Zurich city police chiefs would like all of their officers on patrol to wear body cameras after a trial period was deemed a success. But not everyone welcomes this new tool for bobbies on the beat. (SRF/swissinfo.ch)
Last year there were more than 3,000 attacks on officers throughout Switzerland. The main role of the cameras is to protect the police.
It's argued that the body cams will also safeguard the public from abusive officers. But the human rights group, Eyes Open, which deals with complaints of police abuse, says officers could simply switch off the cameras when it suits them.
Daniel Blumer, commander of Zurich city police, disagrees. "The body cams help to shed light on all offences. That is objective evidence," he says.
The Association of Swiss Police Officersexternal link is concerned that the constant recording of the work of officers on patrol will put them under additional pressure. "They might feel as if they are being constantly monitored," says association president Johanna Bundi Ryser.
Apart from the Zurich police, only the force in St Gallen has shown interest in the body cam idea.
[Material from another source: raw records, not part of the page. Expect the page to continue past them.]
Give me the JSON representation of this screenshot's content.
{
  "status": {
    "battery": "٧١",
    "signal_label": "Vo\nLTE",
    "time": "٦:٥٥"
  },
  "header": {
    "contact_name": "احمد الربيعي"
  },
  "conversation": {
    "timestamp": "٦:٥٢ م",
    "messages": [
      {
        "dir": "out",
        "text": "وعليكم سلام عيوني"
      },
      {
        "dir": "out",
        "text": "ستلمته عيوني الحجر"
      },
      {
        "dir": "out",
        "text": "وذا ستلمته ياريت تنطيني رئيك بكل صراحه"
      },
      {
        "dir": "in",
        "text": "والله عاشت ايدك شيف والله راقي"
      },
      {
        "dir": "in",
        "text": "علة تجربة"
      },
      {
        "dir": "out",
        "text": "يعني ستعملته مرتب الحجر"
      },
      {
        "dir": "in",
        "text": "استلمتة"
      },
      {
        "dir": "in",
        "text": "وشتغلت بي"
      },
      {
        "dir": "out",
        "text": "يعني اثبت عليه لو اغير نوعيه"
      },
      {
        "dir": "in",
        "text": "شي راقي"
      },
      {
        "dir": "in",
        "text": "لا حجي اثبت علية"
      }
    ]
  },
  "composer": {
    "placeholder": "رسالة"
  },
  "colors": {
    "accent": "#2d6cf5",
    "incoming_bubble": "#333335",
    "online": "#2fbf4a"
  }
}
The plan to equip all Zurich's patrol officers with cameras still has to be approved by the city parliament.